■ Task objective ■
Would you reproduce all of the entries exactly?

[Entries from a dataset of interfaces]
-=-=-=-=-
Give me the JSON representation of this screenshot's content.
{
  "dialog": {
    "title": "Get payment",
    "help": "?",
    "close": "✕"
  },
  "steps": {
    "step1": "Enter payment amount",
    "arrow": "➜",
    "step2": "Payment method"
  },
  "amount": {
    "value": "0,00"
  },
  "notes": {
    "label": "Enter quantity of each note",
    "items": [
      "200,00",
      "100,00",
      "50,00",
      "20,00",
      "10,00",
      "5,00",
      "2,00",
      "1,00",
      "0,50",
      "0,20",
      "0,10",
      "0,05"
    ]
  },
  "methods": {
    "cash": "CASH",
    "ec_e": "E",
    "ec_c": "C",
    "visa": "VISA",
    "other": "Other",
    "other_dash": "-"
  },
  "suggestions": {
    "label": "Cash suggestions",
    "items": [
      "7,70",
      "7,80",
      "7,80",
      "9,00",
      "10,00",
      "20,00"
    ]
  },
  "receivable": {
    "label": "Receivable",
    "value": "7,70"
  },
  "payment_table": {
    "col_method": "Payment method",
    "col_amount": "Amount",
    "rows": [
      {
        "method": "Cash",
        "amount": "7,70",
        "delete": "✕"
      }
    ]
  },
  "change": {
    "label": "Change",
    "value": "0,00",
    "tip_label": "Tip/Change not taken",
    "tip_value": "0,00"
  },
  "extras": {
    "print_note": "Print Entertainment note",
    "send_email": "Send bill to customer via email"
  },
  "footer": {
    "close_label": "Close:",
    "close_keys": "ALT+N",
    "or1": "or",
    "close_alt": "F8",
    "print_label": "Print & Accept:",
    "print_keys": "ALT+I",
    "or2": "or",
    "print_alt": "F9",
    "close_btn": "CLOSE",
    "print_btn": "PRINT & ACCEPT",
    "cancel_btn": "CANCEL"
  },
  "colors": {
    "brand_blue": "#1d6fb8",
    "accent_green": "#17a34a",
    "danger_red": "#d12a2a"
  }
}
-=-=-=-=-
■ Answer for the task ■
Give me the JSON representation of this screenshot's content.
{
  "dialog": {
    "title": "Get payment",
    "help": "?",
    "close": "✕"
  },
  "steps": {
    "step1": "Enter payment amount",
    "arrow": "➜",
    "step2": "Payment method"
  },
  "amount": {
    "value": "0,00"
  },
  "notes": {
    "label": "Enter quantity of each note",
    "items": [
      "200,00",
      "100,00",
      "50,00",
      "20,00",
      "10,00",
      "5,00",
      "2,00",
      "1,00",
      "0,50",
      "0,20",
      "0,10",
      "0,05"
    ]
  },
  "methods": {
    "cash": "CASH",
    "ec_e": "E",
    "ec_c": "C",
    "visa": "VISA",
    "other": "Other",
    "other_dash": "-"
  },
  "suggestions": {
    "label": "Cash suggestions",
    "items": [
      "7,70",
      "7,80",
      "7,80",
      "9,00",
      "10,00",
      "20,00"
    ]
  },
  "receivable": {
    "label": "Receivable",
    "value": "7,70"
  },
  "payment_table": {
    "col_method": "Payment method",
    "col_amount": "Amount",
    "rows": [
      {
        "method": "Cash",
        "amount": "7,70",
        "delete": "✕"
      }
    ]
  },
  "change": {
    "label": "Change",
    "value": "0,00",
    "tip_label": "Tip/Change not taken",
    "tip_value": "0,00"
  },
  "extras": {
    "print_note": "Print Entertainment note",
    "send_email": "Send bill to customer via email"
  },
  "footer": {
    "close_label": "Close:",
    "close_keys": "ALT+N",
    "or1": "or",
    "close_alt": "F8",
    "print_label": "Print & Accept:",
    "print_keys": "ALT+I",
    "or2": "or",
    "print_alt": "F9",
    "close_btn": "CLOSE",
    "print_btn": "PRINT & ACCEPT",
    "cancel_btn": "CANCEL"
  },
  "colors": {
    "brand_blue": "#1d6fb8",
    "accent_green": "#17a34a",
    "danger_red": "#d12a2a"
  }
}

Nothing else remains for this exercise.